Dealing With Isolation When You Live With a Mental Illness
In the last 20 plus years of struggling with depression and in the last 10 years with anxiety, I have come to learn a lot about both illnesses. When I was diagnosed, I delved into researching these two illnesses, learning causes, symptoms and treatments. I went through many medications and therapies.
I have become a huge mental health advocate and a big help to others. I like to consider myself an expert, just not a medically trained one. Yet, now I have been blindsided by a trait of these illnesses I never thought possible — isolation.
I’ve read several articles about people isolating themselves because of social anxiety.
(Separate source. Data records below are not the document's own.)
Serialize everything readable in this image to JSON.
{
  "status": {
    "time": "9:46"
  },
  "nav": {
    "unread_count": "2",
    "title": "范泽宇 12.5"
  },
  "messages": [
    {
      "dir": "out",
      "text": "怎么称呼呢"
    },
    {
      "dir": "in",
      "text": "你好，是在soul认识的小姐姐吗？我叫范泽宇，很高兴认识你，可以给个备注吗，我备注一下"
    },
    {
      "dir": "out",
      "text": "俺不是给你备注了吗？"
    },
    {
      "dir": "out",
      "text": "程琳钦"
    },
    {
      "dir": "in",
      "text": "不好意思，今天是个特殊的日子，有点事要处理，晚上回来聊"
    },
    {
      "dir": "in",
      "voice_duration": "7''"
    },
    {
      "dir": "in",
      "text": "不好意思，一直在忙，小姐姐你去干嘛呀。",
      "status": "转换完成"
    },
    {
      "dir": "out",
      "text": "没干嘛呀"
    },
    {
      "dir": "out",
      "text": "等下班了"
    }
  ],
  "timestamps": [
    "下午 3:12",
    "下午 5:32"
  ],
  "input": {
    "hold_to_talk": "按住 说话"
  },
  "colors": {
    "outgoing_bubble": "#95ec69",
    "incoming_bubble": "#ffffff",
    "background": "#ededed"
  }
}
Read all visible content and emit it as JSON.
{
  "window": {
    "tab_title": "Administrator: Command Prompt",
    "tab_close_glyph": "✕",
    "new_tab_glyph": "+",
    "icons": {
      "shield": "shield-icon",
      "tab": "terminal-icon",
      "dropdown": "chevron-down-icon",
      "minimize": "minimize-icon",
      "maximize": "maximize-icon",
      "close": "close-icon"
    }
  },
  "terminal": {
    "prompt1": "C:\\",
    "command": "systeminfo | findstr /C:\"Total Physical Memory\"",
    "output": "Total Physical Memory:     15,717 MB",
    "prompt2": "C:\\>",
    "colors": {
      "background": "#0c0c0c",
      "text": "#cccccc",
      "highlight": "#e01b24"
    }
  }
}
Of course, I know the isolation that come from the stigma around mental illness. What about the isolation we can cause ourselves? The isolation we aren’t sure is actually real? The isolation these illnesses bring?
I’ve always considered myself lucky. From my first diagnosis decades ago, I have had a strong support system. Although I was told never to talk about it in the beginning, my parents always stood by me and got me the help I needed. My husband, having dated me for eight years before marrying me, knew from the beginning that his wife was a bit “atypical.”
He has never left my side even though I have told him numerous times to leave. My oldest and dearest friends, ranging from childhood through college to now, support and love me. I have never felt lonesome.
Then, why do I feel so alone, ignored and at times disliked? Being a part of a small but close group of friends has in ways saved me. There have been times where we have gone out, and I did not want to go because depression was rearing its ugly, lying head at me. From my years in therapy, I knew socialization is a must and I always forced myself to go.
Most of the time, once there, I had an great time. They accepted me and my “flaws.” Lately, something has seemed to change. Of course, being a person with anxiety, I am worried it was me.
What did I do? Did I say something wrong? Am I discussing my illnesses too much? Did I offend someone? This change started toward the beginning of summer. Text messages became less. Social media “likes” dissipated. Summer gatherings were few. And then, then, it culminated with one recent event and no invite extended to only myself.
The isolation I was feeling already, grew. Like a building in an earthquake, I crumbled. Tears streaming down my face, I felt so alone. I worried I would succumb to depression again because this branch of my support system was breaking. I worried they had “disowned” me. Most of all, I worried this isolation was caused because I had a mental illness, something that was never an issue before.
I tried to create answers for myself:
They’re busy. We all are. I only discuss my illnesses on my blog and other websites so that can’t be it. I haven’t been great at inviting people over to my house (because, honestly, I am embarrassed by it.) Maybe my daughter said or did something to one of theirs. No, stop, do not even go there.
I must have done something to lower myself down a few rungs on the friendship ladder. Now, I am alone, abandoned to my worrisome thoughts, questioning over and over what I could have said or done and always fearing the worst. I have now isolated myself, letting these negative thoughts control me, too shy to outright just ask or nonchalantly bring it up.
The days that have since followed have been days in thought, deep thought. Taking what I’ve learned in both cognitive behavioral therapy (CBT) and eye movement desensitization and reprocessing therapy (EMDR). I have sat with these thoughts more logically.
Did I say or do something? It’s possible, but I don’t think so. I am an excessively loyal and kind person, always there to listen and help. Do I discuss my depression and anxiety too much? Most of the time when with my friends, I don’t say anything. I am the listener. So, probably not.
In the end, we are all busy. For now, I am trying really hard to not be hard on myself while I wonder what happened with my local social group. It’s still a bit of a struggle, and I still feel isolation.
Image via Thinkstock.